━━━━━ Recorded data

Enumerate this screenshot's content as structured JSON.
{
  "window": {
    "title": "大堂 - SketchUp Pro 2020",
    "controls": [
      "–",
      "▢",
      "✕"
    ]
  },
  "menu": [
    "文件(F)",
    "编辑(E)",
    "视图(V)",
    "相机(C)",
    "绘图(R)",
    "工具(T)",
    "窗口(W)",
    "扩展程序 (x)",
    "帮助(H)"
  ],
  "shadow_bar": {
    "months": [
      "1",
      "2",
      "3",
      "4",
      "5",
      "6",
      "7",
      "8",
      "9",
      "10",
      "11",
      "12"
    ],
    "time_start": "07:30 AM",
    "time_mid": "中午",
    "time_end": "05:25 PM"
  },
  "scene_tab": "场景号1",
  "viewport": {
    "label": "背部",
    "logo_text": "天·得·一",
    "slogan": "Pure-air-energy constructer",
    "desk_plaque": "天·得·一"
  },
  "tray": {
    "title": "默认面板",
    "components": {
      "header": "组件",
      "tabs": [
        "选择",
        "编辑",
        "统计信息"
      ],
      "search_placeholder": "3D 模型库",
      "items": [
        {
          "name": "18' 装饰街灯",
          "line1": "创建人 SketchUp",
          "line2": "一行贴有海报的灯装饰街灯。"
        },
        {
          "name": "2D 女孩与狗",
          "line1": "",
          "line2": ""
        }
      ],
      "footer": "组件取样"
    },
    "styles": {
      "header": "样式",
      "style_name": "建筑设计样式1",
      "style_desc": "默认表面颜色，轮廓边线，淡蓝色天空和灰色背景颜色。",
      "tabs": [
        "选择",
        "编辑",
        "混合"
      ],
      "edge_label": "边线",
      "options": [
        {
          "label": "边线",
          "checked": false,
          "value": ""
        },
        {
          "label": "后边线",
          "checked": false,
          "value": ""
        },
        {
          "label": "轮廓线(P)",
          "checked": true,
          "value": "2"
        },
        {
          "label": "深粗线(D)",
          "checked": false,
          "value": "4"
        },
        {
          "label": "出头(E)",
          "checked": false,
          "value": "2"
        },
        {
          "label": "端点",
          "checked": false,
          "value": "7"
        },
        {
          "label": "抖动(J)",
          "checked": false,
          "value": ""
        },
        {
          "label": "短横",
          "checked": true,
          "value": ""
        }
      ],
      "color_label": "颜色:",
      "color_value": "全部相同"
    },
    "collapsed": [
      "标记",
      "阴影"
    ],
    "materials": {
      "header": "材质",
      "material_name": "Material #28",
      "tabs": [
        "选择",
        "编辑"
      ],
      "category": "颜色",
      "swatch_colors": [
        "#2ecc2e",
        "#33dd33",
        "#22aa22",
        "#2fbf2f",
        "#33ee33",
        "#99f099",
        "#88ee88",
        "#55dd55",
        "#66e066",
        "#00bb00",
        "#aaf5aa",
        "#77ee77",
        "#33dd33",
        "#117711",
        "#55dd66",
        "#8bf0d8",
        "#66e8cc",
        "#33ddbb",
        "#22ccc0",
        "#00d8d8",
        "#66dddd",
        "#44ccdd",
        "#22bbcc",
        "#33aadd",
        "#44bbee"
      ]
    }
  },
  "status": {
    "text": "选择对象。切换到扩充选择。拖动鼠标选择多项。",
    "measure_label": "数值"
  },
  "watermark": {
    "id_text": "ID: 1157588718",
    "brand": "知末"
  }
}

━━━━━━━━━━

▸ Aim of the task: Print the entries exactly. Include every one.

▸ Written solution:
Enumerate this screenshot's content as structured JSON.
{
  "window": {
    "title": "大堂 - SketchUp Pro 2020",
    "controls": [
      "–",
      "▢",
      "✕"
    ]
  },
  "menu": [
    "文件(F)",
    "编辑(E)",
    "视图(V)",
    "相机(C)",
    "绘图(R)",
    "工具(T)",
    "窗口(W)",
    "扩展程序 (x)",
    "帮助(H)"
  ],
  "shadow_bar": {
    "months": [
      "1",
      "2",
      "3",
      "4",
      "5",
      "6",
      "7",
      "8",
      "9",
      "10",
      "11",
      "12"
    ],
    "time_start": "07:30 AM",
    "time_mid": "中午",
    "time_end": "05:25 PM"
  },
  "scene_tab": "场景号1",
  "viewport": {
    "label": "背部",
    "logo_text": "天·得·一",
    "slogan": "Pure-air-energy constructer",
    "desk_plaque": "天·得·一"
  },
  "tray": {
    "title": "默认面板",
    "components": {
      "header": "组件",
      "tabs": [
        "选择",
        "编辑",
        "统计信息"
      ],
      "search_placeholder": "3D 模型库",
      "items": [
        {
          "name": "18' 装饰街灯",
          "line1": "创建人 SketchUp",
          "line2": "一行贴有海报的灯装饰街灯。"
        },
        {
          "name": "2D 女孩与狗",
          "line1": "",
          "line2": ""
        }
      ],
      "footer": "组件取样"
    },
    "styles": {
      "header": "样式",
      "style_name": "建筑设计样式1",
      "style_desc": "默认表面颜色，轮廓边线，淡蓝色天空和灰色背景颜色。",
      "tabs": [
        "选择",
        "编辑",
        "混合"
      ],
      "edge_label": "边线",
      "options": [
        {
          "label": "边线",
          "checked": false,
          "value": ""
        },
        {
          "label": "后边线",
          "checked": false,
          "value": ""
        },
        {
          "label": "轮廓线(P)",
          "checked": true,
          "value": "2"
        },
        {
          "label": "深粗线(D)",
          "checked": false,
          "value": "4"
        },
        {
          "label": "出头(E)",
          "checked": false,
          "value": "2"
        },
        {
          "label": "端点",
          "checked": false,
          "value": "7"
        },
        {
          "label": "抖动(J)",
          "checked": false,
          "value": ""
        },
        {
          "label": "短横",
          "checked": true,
          "value": ""
        }
      ],
      "color_label": "颜色:",
      "color_value": "全部相同"
    },
    "collapsed": [
      "标记",
      "阴影"
    ],
    "materials": {
      "header": "材质",
      "material_name": "Material #28",
      "tabs": [
        "选择",
        "编辑"
      ],
      "category": "颜色",
      "swatch_colors": [
        "#2ecc2e",
        "#33dd33",
        "#22aa22",
        "#2fbf2f",
        "#33ee33",
        "#99f099",
        "#88ee88",
        "#55dd55",
        "#66e066",
        "#00bb00",
        "#aaf5aa",
        "#77ee77",
        "#33dd33",
        "#117711",
        "#55dd66",
        "#8bf0d8",
        "#66e8cc",
        "#33ddbb",
        "#22ccc0",
        "#00d8d8",
        "#66dddd",
        "#44ccdd",
        "#22bbcc",
        "#33aadd",
        "#44bbee"
      ]
    }
  },
  "status": {
    "text": "选择对象。切换到扩充选择。拖动鼠标选择多项。",
    "measure_label": "数值"
  },
  "watermark": {
    "id_text": "ID: 1157588718",
    "brand": "知末"
  }
}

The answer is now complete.